Constitutional Referendum 27 June 2010
On 27 June 2010, the Kyrgyz citizens voted in a referendum for the introduction of a parliamentary democracy after the ethnic unrest in the preceding weeks. Many people were unsure whether to proceed with the referendum considering the many (Uzbek) people who were homeless at that time. The interim government decided to pursue the referendum, because it would also give legitimacy to the new government. Over 90 percent of the participants voted in favour of the proposed constitution.

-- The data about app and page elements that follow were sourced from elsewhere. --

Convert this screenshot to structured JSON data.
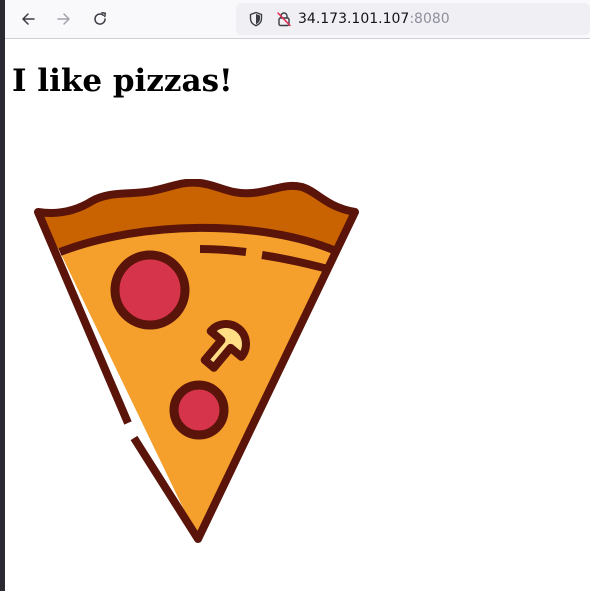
{
  "browser": {
    "url_host": "34.173.101.107",
    "url_port": ":8080",
    "icons": {
      "back": "back-arrow-icon",
      "forward": "forward-arrow-icon",
      "reload": "reload-icon",
      "tracking": "shield-icon",
      "security": "insecure-lock-icon"
    }
  },
  "page": {
    "heading": "I like pizzas!",
    "image": {
      "subject": "pizza-slice-illustration",
      "colors": {
        "outline": "#5a1409",
        "crust": "#c96200",
        "cheese": "#f5a02c",
        "pepperoni": "#d6344a",
        "mushroom": "#ffde85"
      }
    }
  }
}
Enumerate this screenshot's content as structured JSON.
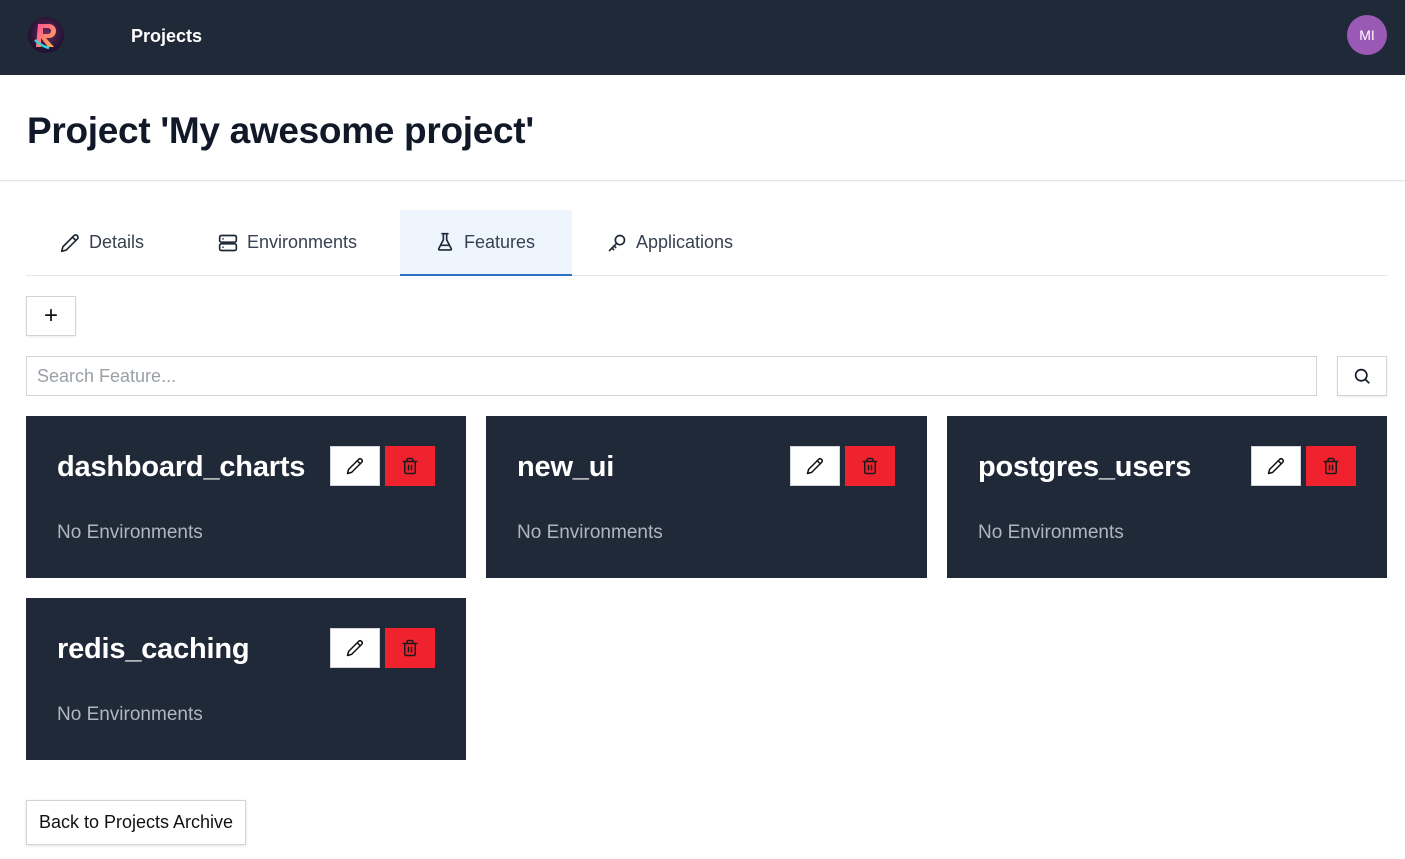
{
  "header": {
    "logo_letter": "R",
    "nav_projects": "Projects",
    "avatar_initials": "MI",
    "avatar_color": "#9b59b6"
  },
  "page": {
    "title": "Project 'My awesome project'"
  },
  "tabs": [
    {
      "label": "Details",
      "icon": "pencil-icon",
      "active": false
    },
    {
      "label": "Environments",
      "icon": "server-icon",
      "active": false
    },
    {
      "label": "Features",
      "icon": "flask-icon",
      "active": true
    },
    {
      "label": "Applications",
      "icon": "key-icon",
      "active": false
    }
  ],
  "toolbar": {
    "add_label": "+",
    "search_placeholder": "Search Feature...",
    "search_value": ""
  },
  "features": [
    {
      "name": "dashboard_charts",
      "environments": "No Environments"
    },
    {
      "name": "new_ui",
      "environments": "No Environments"
    },
    {
      "name": "postgres_users",
      "environments": "No Environments"
    },
    {
      "name": "redis_caching",
      "environments": "No Environments"
    }
  ],
  "footer": {
    "back_label": "Back to Projects Archive"
  },
  "colors": {
    "topbar": "#1f2937",
    "card_bg": "#1f2937",
    "danger": "#f0222e",
    "active_tab_bg": "#eef5fd",
    "active_tab_border": "#2f6fc6"
  }
}
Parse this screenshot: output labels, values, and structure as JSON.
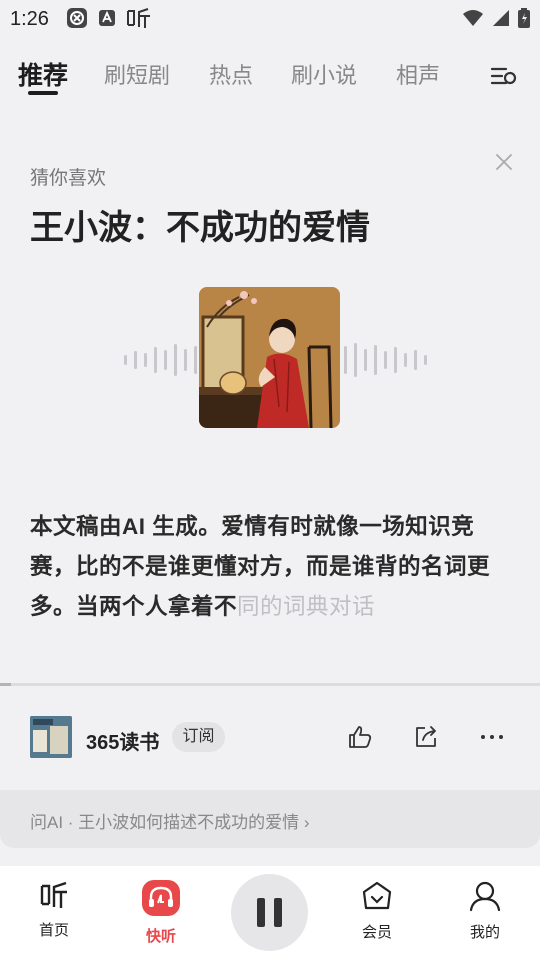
{
  "status": {
    "time": "1:26",
    "left_icons": [
      "app-badge-icon",
      "a-notification-icon",
      "ting-icon"
    ],
    "right_icons": [
      "wifi-icon",
      "signal-icon",
      "battery-icon"
    ]
  },
  "tabs": [
    {
      "label": "推荐",
      "active": true
    },
    {
      "label": "刷短剧",
      "active": false
    },
    {
      "label": "热点",
      "active": false
    },
    {
      "label": "刷小说",
      "active": false
    },
    {
      "label": "相声",
      "active": false
    }
  ],
  "recommendation": {
    "label": "猜你喜欢",
    "title": "王小波：不成功的爱情"
  },
  "body": {
    "text_main": "本文稿由AI 生成。爱情有时就像一场知识竞赛，比的不是谁更懂对方，而是谁背的名词更多。当两个人拿着不",
    "text_faded": "同的词典对话"
  },
  "progress": 0.02,
  "source": {
    "name": "365读书",
    "subscribe_label": "订阅"
  },
  "ask_ai": {
    "text": "问AI · 王小波如何描述不成功的爱情",
    "chevron": "›"
  },
  "bottom_nav": [
    {
      "label": "首页",
      "icon": "ting-logo-icon",
      "active": false
    },
    {
      "label": "快听",
      "icon": "headphones-icon",
      "active": true
    },
    {
      "label": "会员",
      "icon": "crown-basket-icon",
      "active": false
    },
    {
      "label": "我的",
      "icon": "person-icon",
      "active": false
    }
  ],
  "colors": {
    "accent": "#e8484a",
    "background": "#f1f1f3"
  }
}
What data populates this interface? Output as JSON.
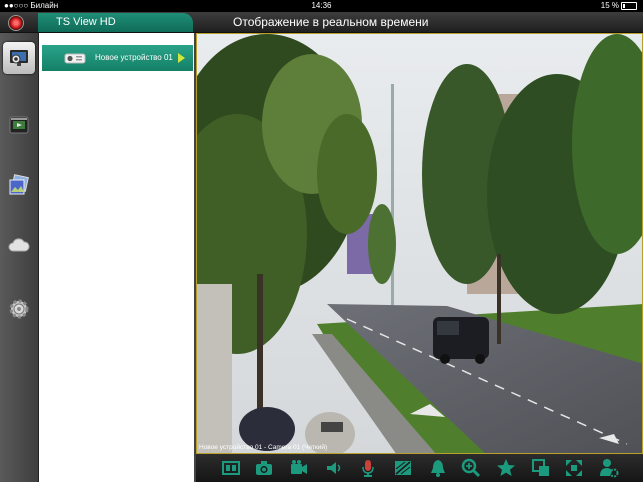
{
  "status_bar": {
    "carrier": "●●○○○ Билайн",
    "time": "14:36",
    "battery": "15 %"
  },
  "app": {
    "name": "TS View HD",
    "page_title": "Отображение в реальном времени"
  },
  "sidebar": {
    "items": [
      {
        "name": "live-view",
        "icon": "monitor-camera-icon",
        "active": true
      },
      {
        "name": "playback",
        "icon": "film-playback-icon",
        "active": false
      },
      {
        "name": "gallery",
        "icon": "photo-album-icon",
        "active": false
      },
      {
        "name": "cloud",
        "icon": "cloud-icon",
        "active": false
      },
      {
        "name": "settings",
        "icon": "gear-icon",
        "active": false
      }
    ]
  },
  "device_list": {
    "items": [
      {
        "label": "Новое устройство 01",
        "icon": "camera-icon",
        "selected": true
      }
    ]
  },
  "video": {
    "caption": "Новое устройство 01 - Camera 01 (Четкий)"
  },
  "toolbar": {
    "buttons": [
      {
        "name": "split-view",
        "icon": "layout-icon"
      },
      {
        "name": "snapshot",
        "icon": "camera-snapshot-icon"
      },
      {
        "name": "record",
        "icon": "video-record-icon"
      },
      {
        "name": "audio",
        "icon": "speaker-icon"
      },
      {
        "name": "talk",
        "icon": "microphone-icon"
      },
      {
        "name": "quality",
        "icon": "quality-icon"
      },
      {
        "name": "alarm",
        "icon": "bell-icon"
      },
      {
        "name": "zoom",
        "icon": "zoom-in-icon"
      },
      {
        "name": "favorites",
        "icon": "star-icon"
      },
      {
        "name": "ptz",
        "icon": "ptz-icon"
      },
      {
        "name": "fullscreen",
        "icon": "fullscreen-icon"
      },
      {
        "name": "user-settings",
        "icon": "user-gear-icon"
      }
    ]
  },
  "colors": {
    "accent": "#148066",
    "toolbar_icon": "#1c9a7e",
    "video_border": "#b8a02a"
  }
}
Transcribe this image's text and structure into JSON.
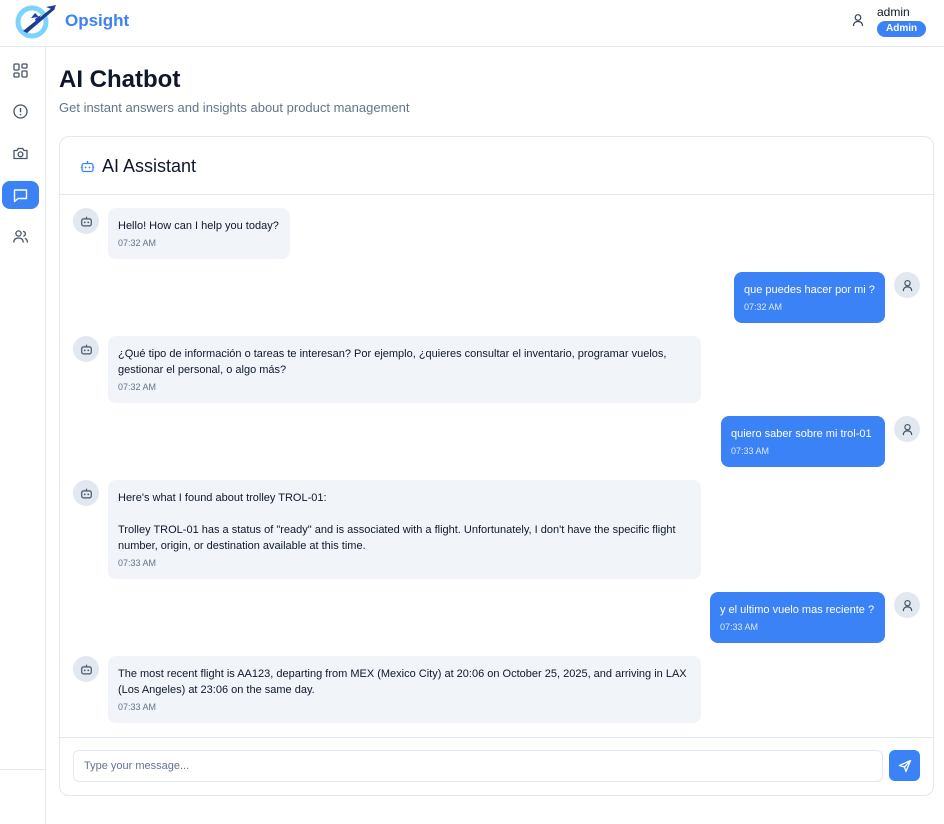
{
  "app": {
    "name": "Opsight"
  },
  "colors": {
    "accent": "#3b82f6",
    "muted": "#64748b",
    "bubble_bot": "#f1f5f9",
    "border": "#e2e8f0"
  },
  "user": {
    "name": "admin",
    "role": "Admin"
  },
  "sidebar": {
    "items": [
      {
        "icon": "dashboard-icon",
        "active": false
      },
      {
        "icon": "alert-circle-icon",
        "active": false
      },
      {
        "icon": "camera-icon",
        "active": false
      },
      {
        "icon": "chat-icon",
        "active": true
      },
      {
        "icon": "users-icon",
        "active": false
      }
    ]
  },
  "page": {
    "title": "AI Chatbot",
    "subtitle": "Get instant answers and insights about product management"
  },
  "chat": {
    "title": "AI Assistant",
    "messages": [
      {
        "role": "bot",
        "text": "Hello! How can I help you today?",
        "time": "07:32 AM"
      },
      {
        "role": "user",
        "text": "que puedes hacer por mi ?",
        "time": "07:32 AM"
      },
      {
        "role": "bot",
        "text": "¿Qué tipo de información o tareas te interesan? Por ejemplo, ¿quieres consultar el inventario, programar vuelos, gestionar el personal, o algo más?",
        "time": "07:32 AM"
      },
      {
        "role": "user",
        "text": "quiero saber sobre mi trol-01",
        "time": "07:33 AM"
      },
      {
        "role": "bot",
        "text": "Here's what I found about trolley TROL-01:\n\nTrolley TROL-01 has a status of \"ready\" and is associated with a flight. Unfortunately, I don't have the specific flight number, origin, or destination available at this time.",
        "time": "07:33 AM"
      },
      {
        "role": "user",
        "text": "y el ultimo vuelo mas reciente ?",
        "time": "07:33 AM"
      },
      {
        "role": "bot",
        "text": "The most recent flight is AA123, departing from MEX (Mexico City) at 20:06 on October 25, 2025, and arriving in LAX (Los Angeles) at 23:06 on the same day.",
        "time": "07:33 AM"
      }
    ],
    "input": {
      "placeholder": "Type your message...",
      "value": ""
    },
    "send_icon": "send-icon"
  }
}
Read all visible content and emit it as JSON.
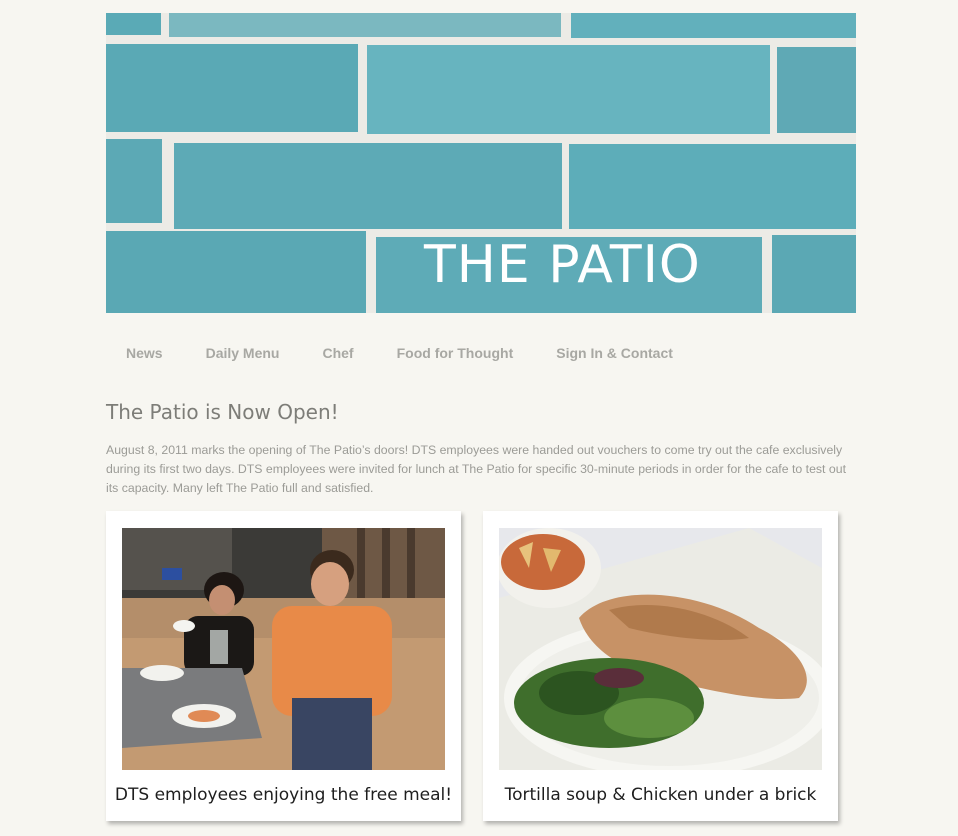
{
  "header": {
    "banner_title": "THE PATIO"
  },
  "nav": {
    "items": [
      {
        "label": "News"
      },
      {
        "label": "Daily Menu"
      },
      {
        "label": "Chef"
      },
      {
        "label": "Food for Thought"
      },
      {
        "label": "Sign In & Contact"
      }
    ]
  },
  "post": {
    "title": "The Patio is Now Open!",
    "body": "August 8, 2011 marks the opening of The Patio’s doors! DTS employees were handed out vouchers to come try out the cafe exclusively during its first two days. DTS employees were invited for lunch at The Patio for specific 30-minute periods in order for the cafe to test out its capacity. Many left The Patio full and satisfied."
  },
  "photos": [
    {
      "caption": "DTS employees enjoying the free meal!"
    },
    {
      "caption": "Tortilla soup & Chicken under a brick"
    }
  ],
  "colors": {
    "background": "#f7f6f1",
    "brick": "#5fb0bd",
    "mortar": "#ecebe6",
    "nav_text": "#a8a8a3",
    "title_text": "#7d7d78",
    "body_text": "#9b9b96"
  }
}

According to the new constitution, no political party can be created on religious or ethnic grounds, and members of the armed forces, police, and the judiciary are not allowed to join a party. Another significant change is that the president has lost the right to appoint all 13 members of the Central Election Commission. This key electoral body now consists largely of independent civil society leaders.
The voter turnout at the referendum was nearly 70 percent. OSCE monitored the elections and stated that “although there were evident shortcomings, the reported high turnout indicates citizens' resilience and desire to shape the future of their country”. Some Uzbeks had problems with voting, because their passports were destroyed during the riots or they were afraid to leave their neighbourhoods to vote. The interim government decided that people could vote without their passport if they registered their home address at a municipal office. Overall, the international election commissions administered the process in a largely transparent, collegiate and timely manner.